===== Available data =====
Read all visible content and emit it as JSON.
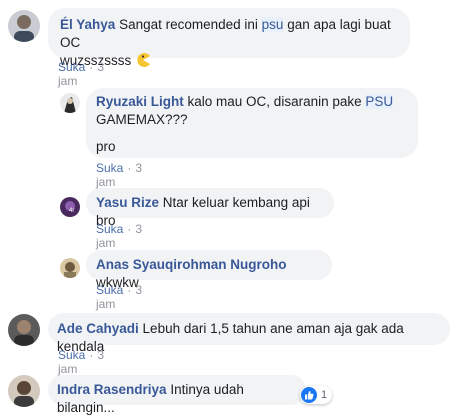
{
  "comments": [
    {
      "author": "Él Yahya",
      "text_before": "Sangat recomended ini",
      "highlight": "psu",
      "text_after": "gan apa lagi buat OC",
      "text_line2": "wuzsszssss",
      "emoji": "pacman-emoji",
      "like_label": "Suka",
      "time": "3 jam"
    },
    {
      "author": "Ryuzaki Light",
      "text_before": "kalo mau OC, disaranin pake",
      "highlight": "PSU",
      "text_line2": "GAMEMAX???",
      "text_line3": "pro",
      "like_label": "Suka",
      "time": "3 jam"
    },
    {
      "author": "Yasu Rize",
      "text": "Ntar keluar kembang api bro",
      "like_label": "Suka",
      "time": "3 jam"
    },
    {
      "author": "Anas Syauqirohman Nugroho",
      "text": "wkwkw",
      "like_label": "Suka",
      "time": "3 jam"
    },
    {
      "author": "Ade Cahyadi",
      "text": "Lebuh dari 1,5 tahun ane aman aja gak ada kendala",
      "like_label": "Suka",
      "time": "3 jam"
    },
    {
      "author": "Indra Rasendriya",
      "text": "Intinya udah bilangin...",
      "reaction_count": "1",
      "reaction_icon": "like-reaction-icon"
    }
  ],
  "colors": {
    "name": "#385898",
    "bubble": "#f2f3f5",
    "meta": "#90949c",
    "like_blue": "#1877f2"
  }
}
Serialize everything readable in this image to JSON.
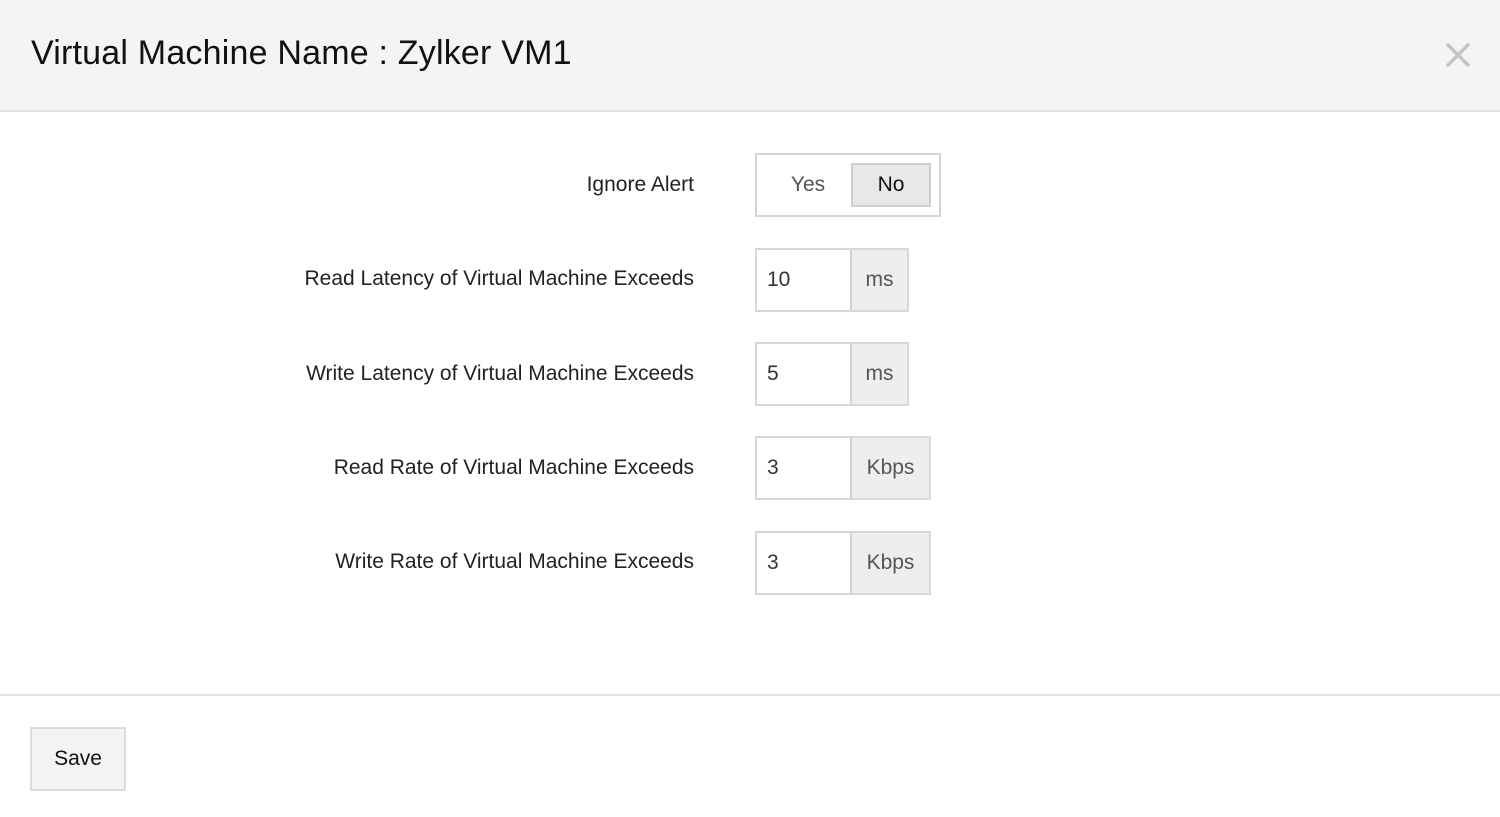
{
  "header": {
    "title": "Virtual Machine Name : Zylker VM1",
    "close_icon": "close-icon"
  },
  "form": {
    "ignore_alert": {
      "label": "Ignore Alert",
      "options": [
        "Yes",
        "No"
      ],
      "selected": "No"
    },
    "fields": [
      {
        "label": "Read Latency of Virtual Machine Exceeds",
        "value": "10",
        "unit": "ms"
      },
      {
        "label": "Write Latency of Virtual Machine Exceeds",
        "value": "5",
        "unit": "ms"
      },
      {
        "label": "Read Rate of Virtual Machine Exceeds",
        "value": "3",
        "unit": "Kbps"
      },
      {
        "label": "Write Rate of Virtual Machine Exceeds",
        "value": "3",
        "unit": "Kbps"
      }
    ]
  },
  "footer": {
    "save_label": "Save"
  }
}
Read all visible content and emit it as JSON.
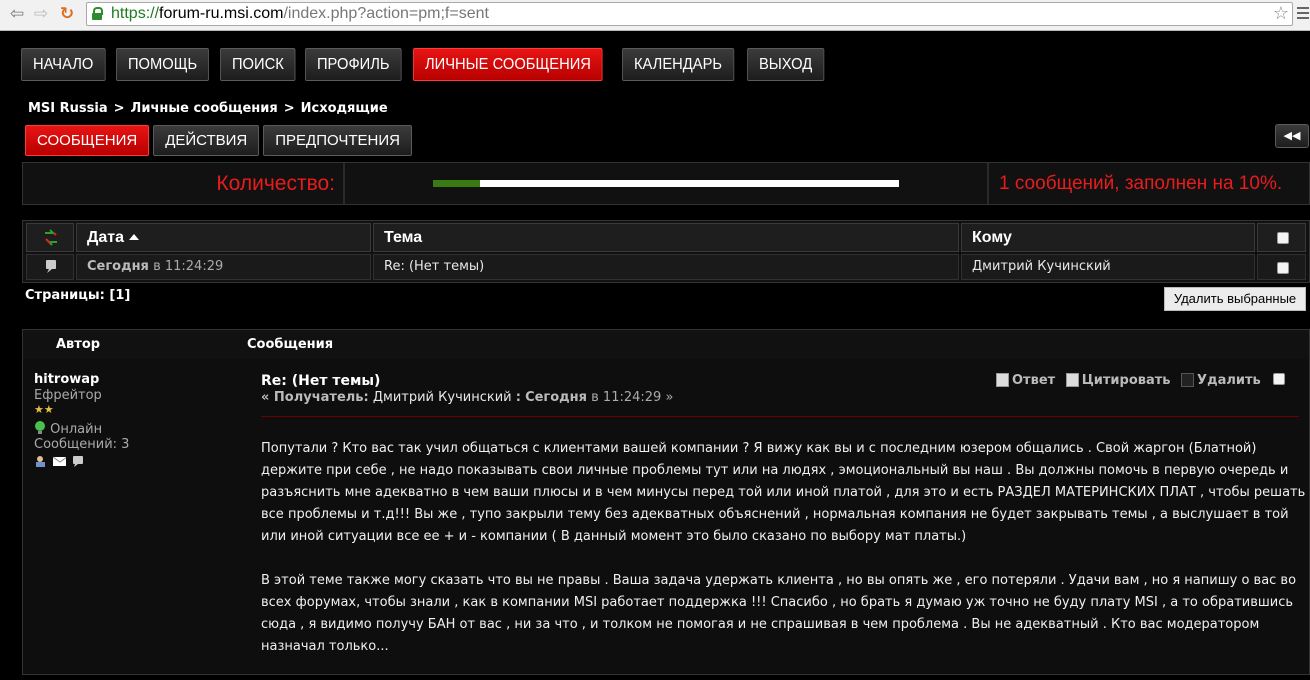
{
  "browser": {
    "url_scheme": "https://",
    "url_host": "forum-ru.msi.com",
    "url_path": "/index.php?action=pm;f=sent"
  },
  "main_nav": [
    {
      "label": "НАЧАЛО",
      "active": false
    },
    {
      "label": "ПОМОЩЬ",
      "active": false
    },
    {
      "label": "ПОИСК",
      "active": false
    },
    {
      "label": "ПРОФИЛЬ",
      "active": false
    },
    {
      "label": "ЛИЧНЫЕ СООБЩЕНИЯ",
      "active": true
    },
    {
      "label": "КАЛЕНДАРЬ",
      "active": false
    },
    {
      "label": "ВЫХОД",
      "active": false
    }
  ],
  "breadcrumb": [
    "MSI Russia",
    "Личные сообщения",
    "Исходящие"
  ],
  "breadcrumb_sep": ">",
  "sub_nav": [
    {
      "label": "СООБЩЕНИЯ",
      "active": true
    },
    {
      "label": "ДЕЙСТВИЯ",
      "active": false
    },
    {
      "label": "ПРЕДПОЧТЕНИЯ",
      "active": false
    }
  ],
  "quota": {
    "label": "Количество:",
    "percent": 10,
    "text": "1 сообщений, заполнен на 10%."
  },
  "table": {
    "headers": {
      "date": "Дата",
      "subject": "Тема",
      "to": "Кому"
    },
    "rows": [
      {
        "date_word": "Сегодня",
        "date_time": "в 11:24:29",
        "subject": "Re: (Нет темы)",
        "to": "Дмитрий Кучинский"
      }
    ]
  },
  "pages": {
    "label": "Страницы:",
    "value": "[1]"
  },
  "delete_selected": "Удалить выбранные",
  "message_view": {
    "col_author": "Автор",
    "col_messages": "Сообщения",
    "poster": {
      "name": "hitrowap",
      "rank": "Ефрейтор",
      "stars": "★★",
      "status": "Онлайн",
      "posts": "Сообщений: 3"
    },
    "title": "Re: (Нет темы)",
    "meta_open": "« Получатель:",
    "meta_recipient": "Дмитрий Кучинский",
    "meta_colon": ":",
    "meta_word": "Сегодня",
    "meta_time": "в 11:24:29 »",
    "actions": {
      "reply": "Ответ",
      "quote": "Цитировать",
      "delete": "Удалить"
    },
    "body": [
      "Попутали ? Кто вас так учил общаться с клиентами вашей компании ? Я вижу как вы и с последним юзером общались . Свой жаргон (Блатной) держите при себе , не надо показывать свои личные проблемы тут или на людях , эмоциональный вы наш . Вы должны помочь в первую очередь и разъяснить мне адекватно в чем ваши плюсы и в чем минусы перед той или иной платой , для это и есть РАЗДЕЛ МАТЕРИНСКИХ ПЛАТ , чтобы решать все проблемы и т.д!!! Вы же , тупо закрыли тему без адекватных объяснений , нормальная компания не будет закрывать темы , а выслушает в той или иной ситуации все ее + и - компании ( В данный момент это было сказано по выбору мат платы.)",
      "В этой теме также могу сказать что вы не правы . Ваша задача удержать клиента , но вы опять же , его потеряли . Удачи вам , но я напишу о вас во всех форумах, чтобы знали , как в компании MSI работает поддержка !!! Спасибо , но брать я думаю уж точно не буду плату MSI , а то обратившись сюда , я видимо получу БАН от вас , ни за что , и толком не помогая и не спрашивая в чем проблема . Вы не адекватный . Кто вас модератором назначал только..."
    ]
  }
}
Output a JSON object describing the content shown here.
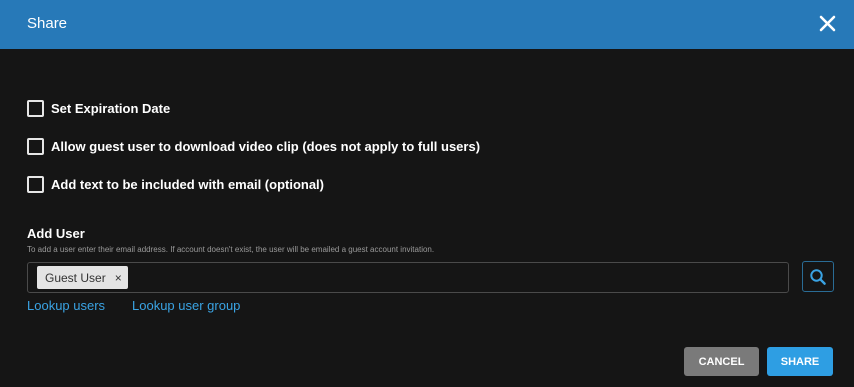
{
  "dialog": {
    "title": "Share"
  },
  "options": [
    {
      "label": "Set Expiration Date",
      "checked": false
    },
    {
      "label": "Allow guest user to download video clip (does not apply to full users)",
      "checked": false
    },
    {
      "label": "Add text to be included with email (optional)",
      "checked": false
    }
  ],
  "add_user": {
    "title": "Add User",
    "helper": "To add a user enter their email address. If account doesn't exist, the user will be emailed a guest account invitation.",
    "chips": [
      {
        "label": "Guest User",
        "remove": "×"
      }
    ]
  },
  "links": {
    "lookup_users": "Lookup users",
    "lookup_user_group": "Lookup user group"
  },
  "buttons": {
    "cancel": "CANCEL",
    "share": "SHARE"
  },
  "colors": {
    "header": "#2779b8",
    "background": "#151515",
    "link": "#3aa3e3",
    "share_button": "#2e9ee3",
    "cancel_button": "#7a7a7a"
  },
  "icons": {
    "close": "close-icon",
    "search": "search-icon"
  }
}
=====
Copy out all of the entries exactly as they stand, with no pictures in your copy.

Read all visible content and emit it as JSON.
{
  "comments": [
    {
      "author": "Él Yahya",
      "text_before": "Sangat recomended ini",
      "highlight": "psu",
      "text_after": "gan apa lagi buat OC",
      "text_line2": "wuzsszssss",
      "emoji": "pacman-emoji",
      "like_label": "Suka",
      "time": "3 jam"
    },
    {
      "author": "Ryuzaki Light",
      "text_before": "kalo mau OC, disaranin pake",
      "highlight": "PSU",
      "text_line2": "GAMEMAX???",
      "text_line3": "pro",
      "like_label": "Suka",
      "time": "3 jam"
    },
    {
      "author": "Yasu Rize",
      "text": "Ntar keluar kembang api bro",
      "like_label": "Suka",
      "time": "3 jam"
    },
    {
      "author": "Anas Syauqirohman Nugroho",
      "text": "wkwkw",
      "like_label": "Suka",
      "time": "3 jam"
    },
    {
      "author": "Ade Cahyadi",
      "text": "Lebuh dari 1,5 tahun ane aman aja gak ada kendala",
      "like_label": "Suka",
      "time": "3 jam"
    },
    {
      "author": "Indra Rasendriya",
      "text": "Intinya udah bilangin...",
      "reaction_count": "1",
      "reaction_icon": "like-reaction-icon"
    }
  ],
  "colors": {
    "name": "#385898",
    "bubble": "#f2f3f5",
    "meta": "#90949c",
    "like_blue": "#1877f2"
  }
}
Serialize everything readable in this image to JSON.
{
  "header": {
    "title": "Virtual Machine Name : Zylker VM1",
    "close_icon": "close-icon"
  },
  "form": {
    "ignore_alert": {
      "label": "Ignore Alert",
      "options": [
        "Yes",
        "No"
      ],
      "selected": "No"
    },
    "fields": [
      {
        "label": "Read Latency of Virtual Machine Exceeds",
        "value": "10",
        "unit": "ms"
      },
      {
        "label": "Write Latency of Virtual Machine Exceeds",
        "value": "5",
        "unit": "ms"
      },
      {
        "label": "Read Rate of Virtual Machine Exceeds",
        "value": "3",
        "unit": "Kbps"
      },
      {
        "label": "Write Rate of Virtual Machine Exceeds",
        "value": "3",
        "unit": "Kbps"
      }
    ]
  },
  "footer": {
    "save_label": "Save"
  }
}
Read all visible content and emit it as JSON.
{
  "browser": {
    "url_scheme": "https://",
    "url_host": "forum-ru.msi.com",
    "url_path": "/index.php?action=pm;f=sent"
  },
  "main_nav": [
    {
      "label": "НАЧАЛО",
      "active": false
    },
    {
      "label": "ПОМОЩЬ",
      "active": false
    },
    {
      "label": "ПОИСК",
      "active": false
    },
    {
      "label": "ПРОФИЛЬ",
      "active": false
    },
    {
      "label": "ЛИЧНЫЕ СООБЩЕНИЯ",
      "active": true
    },
    {
      "label": "КАЛЕНДАРЬ",
      "active": false
    },
    {
      "label": "ВЫХОД",
      "active": false
    }
  ],
  "breadcrumb": [
    "MSI Russia",
    "Личные сообщения",
    "Исходящие"
  ],
  "breadcrumb_sep": ">",
  "sub_nav": [
    {
      "label": "СООБЩЕНИЯ",
      "active": true
    },
    {
      "label": "ДЕЙСТВИЯ",
      "active": false
    },
    {
      "label": "ПРЕДПОЧТЕНИЯ",
      "active": false
    }
  ],
  "quota": {
    "label": "Количество:",
    "percent": 10,
    "text": "1 сообщений, заполнен на 10%."
  },
  "table": {
    "headers": {
      "date": "Дата",
      "subject": "Тема",
      "to": "Кому"
    },
    "rows": [
      {
        "date_word": "Сегодня",
        "date_time": "в 11:24:29",
        "subject": "Re: (Нет темы)",
        "to": "Дмитрий Кучинский"
      }
    ]
  },
  "pages": {
    "label": "Страницы:",
    "value": "[1]"
  },
  "delete_selected": "Удалить выбранные",
  "message_view": {
    "col_author": "Автор",
    "col_messages": "Сообщения",
    "poster": {
      "name": "hitrowap",
      "rank": "Ефрейтор",
      "stars": "★★",
      "status": "Онлайн",
      "posts": "Сообщений: 3"
    },
    "title": "Re: (Нет темы)",
    "meta_open": "« Получатель:",
    "meta_recipient": "Дмитрий Кучинский",
    "meta_colon": ":",
    "meta_word": "Сегодня",
    "meta_time": "в 11:24:29 »",
    "actions": {
      "reply": "Ответ",
      "quote": "Цитировать",
      "delete": "Удалить"
    },
    "body": [
      "Попутали ? Кто вас так учил общаться с клиентами вашей компании ? Я вижу как вы и с последним юзером общались . Свой жаргон (Блатной) держите при себе , не надо показывать свои личные проблемы тут или на людях , эмоциональный вы наш . Вы должны помочь в первую очередь и разъяснить мне адекватно в чем ваши плюсы и в чем минусы перед той или иной платой , для это и есть РАЗДЕЛ МАТЕРИНСКИХ ПЛАТ , чтобы решать все проблемы и т.д!!! Вы же , тупо закрыли тему без адекватных объяснений , нормальная компания не будет закрывать темы , а выслушает в той или иной ситуации все ее + и - компании ( В данный момент это было сказано по выбору мат платы.)",
      "В этой теме также могу сказать что вы не правы . Ваша задача удержать клиента , но вы опять же , его потеряли . Удачи вам , но я напишу о вас во всех форумах, чтобы знали , как в компании MSI работает поддержка !!! Спасибо , но брать я думаю уж точно не буду плату MSI , а то обратившись сюда , я видимо получу БАН от вас , ни за что , и толком не помогая и не спрашивая в чем проблема . Вы не адекватный . Кто вас модератором назначал только..."
    ]
  }
}
Output a JSON object describing the content shown here.
{
  "dialog": {
    "title": "Share"
  },
  "options": [
    {
      "label": "Set Expiration Date",
      "checked": false
    },
    {
      "label": "Allow guest user to download video clip (does not apply to full users)",
      "checked": false
    },
    {
      "label": "Add text to be included with email (optional)",
      "checked": false
    }
  ],
  "add_user": {
    "title": "Add User",
    "helper": "To add a user enter their email address. If account doesn't exist, the user will be emailed a guest account invitation.",
    "chips": [
      {
        "label": "Guest User",
        "remove": "×"
      }
    ]
  },
  "links": {
    "lookup_users": "Lookup users",
    "lookup_user_group": "Lookup user group"
  },
  "buttons": {
    "cancel": "CANCEL",
    "share": "SHARE"
  },
  "colors": {
    "header": "#2779b8",
    "background": "#151515",
    "link": "#3aa3e3",
    "share_button": "#2e9ee3",
    "cancel_button": "#7a7a7a"
  },
  "icons": {
    "close": "close-icon",
    "search": "search-icon"
  }
}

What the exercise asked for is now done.